═════ AVAILABLE RECORDS ═════
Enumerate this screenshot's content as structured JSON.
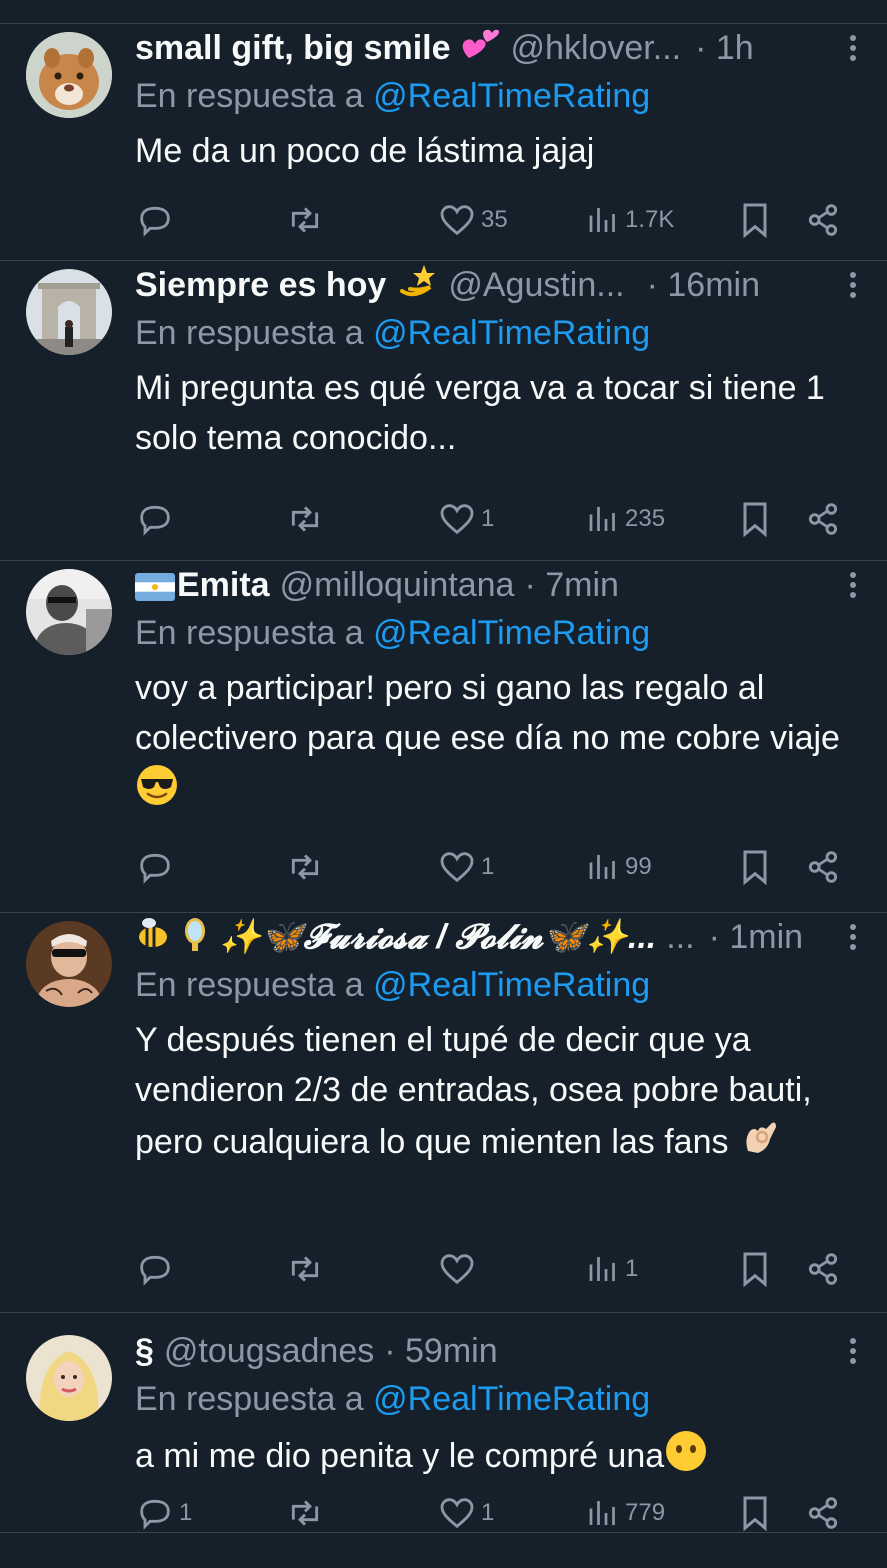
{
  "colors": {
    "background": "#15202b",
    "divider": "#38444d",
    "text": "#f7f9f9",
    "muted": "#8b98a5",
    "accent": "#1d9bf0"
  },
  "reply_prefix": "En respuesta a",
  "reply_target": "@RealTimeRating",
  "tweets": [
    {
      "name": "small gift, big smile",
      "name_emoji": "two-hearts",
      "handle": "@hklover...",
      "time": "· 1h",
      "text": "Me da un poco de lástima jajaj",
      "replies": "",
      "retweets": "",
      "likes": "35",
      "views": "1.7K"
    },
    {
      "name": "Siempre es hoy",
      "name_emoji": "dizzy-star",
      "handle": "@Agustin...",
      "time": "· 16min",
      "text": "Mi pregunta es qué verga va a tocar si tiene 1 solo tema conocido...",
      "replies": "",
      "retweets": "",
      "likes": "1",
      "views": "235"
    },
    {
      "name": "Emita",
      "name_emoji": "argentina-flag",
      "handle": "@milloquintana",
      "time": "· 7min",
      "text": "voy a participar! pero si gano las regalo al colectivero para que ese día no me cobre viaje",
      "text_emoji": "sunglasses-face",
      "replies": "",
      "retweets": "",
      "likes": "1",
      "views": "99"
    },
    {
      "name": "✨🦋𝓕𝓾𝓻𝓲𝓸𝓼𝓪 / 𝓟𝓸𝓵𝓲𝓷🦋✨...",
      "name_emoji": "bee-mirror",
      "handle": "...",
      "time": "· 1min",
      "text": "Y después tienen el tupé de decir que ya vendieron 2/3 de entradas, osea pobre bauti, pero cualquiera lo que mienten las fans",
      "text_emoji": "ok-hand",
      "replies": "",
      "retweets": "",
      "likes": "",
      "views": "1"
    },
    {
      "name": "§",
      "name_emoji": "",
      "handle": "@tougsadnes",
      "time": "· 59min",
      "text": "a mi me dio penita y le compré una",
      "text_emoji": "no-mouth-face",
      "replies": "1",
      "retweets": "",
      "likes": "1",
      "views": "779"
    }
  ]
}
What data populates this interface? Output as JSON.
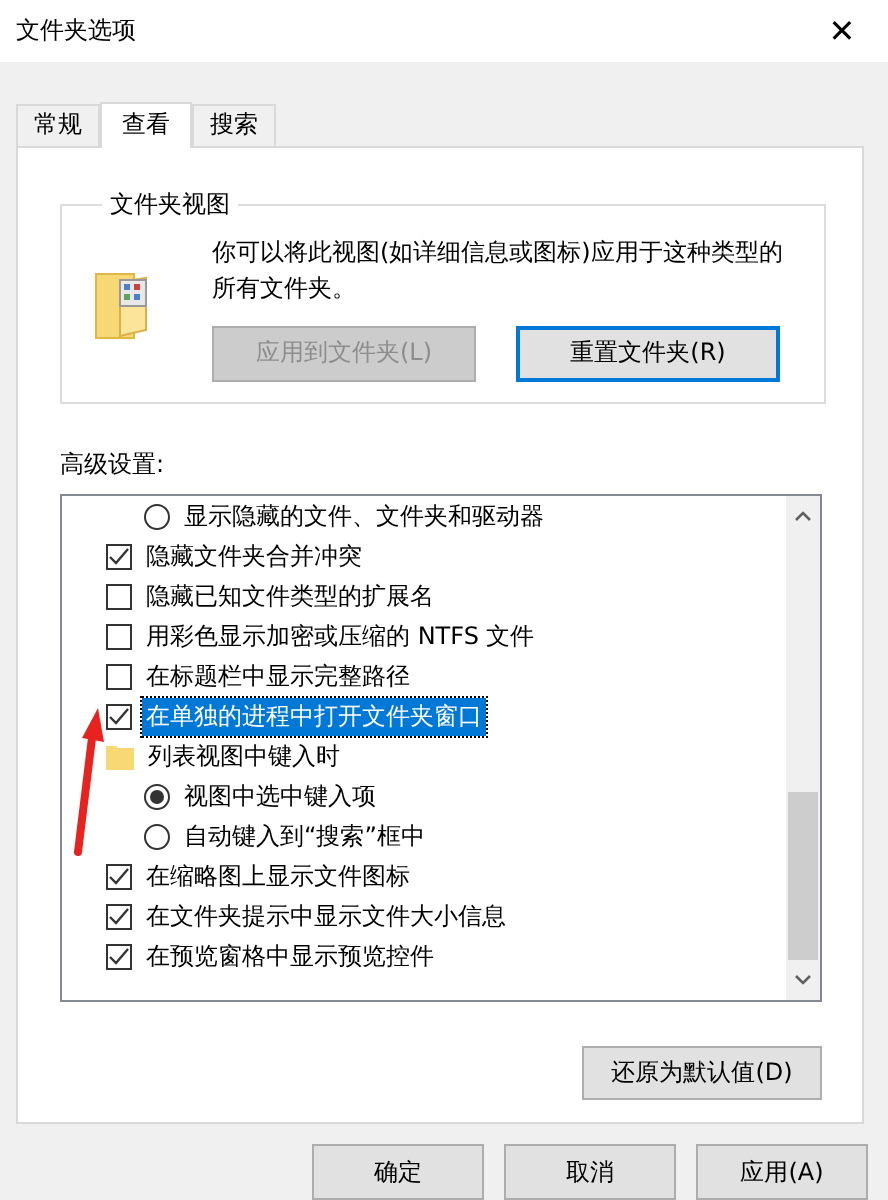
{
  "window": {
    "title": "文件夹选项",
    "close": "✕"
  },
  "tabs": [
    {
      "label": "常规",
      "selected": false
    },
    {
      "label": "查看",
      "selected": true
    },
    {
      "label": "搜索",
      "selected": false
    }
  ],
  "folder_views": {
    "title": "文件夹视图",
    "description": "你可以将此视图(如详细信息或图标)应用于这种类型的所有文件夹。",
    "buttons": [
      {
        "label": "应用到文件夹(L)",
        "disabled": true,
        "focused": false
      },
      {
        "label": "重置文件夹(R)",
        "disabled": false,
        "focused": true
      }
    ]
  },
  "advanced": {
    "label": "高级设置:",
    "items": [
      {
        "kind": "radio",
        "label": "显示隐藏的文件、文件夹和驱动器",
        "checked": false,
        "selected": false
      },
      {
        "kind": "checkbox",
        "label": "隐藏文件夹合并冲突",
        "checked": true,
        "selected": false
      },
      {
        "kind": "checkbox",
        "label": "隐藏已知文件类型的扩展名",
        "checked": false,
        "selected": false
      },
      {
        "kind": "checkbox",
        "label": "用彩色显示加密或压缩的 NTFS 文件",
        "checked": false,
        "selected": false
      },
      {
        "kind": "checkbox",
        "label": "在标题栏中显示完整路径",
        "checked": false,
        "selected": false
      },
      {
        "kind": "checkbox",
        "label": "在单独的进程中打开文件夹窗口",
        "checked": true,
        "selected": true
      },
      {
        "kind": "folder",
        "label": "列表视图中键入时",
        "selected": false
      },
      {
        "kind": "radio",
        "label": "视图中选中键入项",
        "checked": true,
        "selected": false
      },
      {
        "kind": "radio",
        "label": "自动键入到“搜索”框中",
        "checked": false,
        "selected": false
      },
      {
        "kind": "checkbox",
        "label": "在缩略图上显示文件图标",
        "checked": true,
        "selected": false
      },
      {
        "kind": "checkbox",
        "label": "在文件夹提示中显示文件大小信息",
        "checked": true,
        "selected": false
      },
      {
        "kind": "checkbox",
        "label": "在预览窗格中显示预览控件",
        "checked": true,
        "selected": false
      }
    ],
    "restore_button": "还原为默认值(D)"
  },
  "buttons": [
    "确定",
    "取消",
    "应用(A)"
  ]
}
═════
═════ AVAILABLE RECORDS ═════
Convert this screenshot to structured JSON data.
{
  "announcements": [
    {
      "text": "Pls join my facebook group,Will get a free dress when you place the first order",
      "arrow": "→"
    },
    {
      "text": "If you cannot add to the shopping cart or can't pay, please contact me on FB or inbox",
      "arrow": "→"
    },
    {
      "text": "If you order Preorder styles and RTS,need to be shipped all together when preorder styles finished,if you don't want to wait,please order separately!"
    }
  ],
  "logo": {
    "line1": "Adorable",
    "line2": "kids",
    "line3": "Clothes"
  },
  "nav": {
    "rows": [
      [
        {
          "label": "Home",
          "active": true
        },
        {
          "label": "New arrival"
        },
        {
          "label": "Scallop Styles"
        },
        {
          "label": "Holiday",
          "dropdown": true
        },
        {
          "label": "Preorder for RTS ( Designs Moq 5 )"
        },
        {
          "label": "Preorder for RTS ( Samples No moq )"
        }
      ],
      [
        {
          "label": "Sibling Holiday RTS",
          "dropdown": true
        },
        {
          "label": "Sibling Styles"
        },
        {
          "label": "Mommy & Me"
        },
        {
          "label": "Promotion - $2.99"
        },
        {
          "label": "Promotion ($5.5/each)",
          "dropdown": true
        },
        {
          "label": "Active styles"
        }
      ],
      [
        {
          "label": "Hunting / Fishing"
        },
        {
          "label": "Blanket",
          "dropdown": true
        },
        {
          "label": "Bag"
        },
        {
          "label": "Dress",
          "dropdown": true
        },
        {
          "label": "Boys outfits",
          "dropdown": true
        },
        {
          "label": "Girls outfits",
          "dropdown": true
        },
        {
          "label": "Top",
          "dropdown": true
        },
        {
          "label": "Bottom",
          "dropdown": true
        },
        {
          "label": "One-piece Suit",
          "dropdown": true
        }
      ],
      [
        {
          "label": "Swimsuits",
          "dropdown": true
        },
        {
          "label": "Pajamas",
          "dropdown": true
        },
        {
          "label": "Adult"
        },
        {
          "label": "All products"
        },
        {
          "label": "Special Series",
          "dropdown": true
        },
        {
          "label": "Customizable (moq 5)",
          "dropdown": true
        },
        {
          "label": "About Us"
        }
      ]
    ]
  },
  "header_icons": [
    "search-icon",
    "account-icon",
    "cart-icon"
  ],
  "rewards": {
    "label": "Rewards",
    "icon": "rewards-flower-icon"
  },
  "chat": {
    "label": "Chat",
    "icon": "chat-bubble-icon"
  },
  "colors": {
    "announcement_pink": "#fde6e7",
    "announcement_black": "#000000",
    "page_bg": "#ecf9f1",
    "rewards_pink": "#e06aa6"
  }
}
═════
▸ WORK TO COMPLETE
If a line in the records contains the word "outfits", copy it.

▸ ANSWER
          "label": "Boys outfits",
          "label": "Girls outfits",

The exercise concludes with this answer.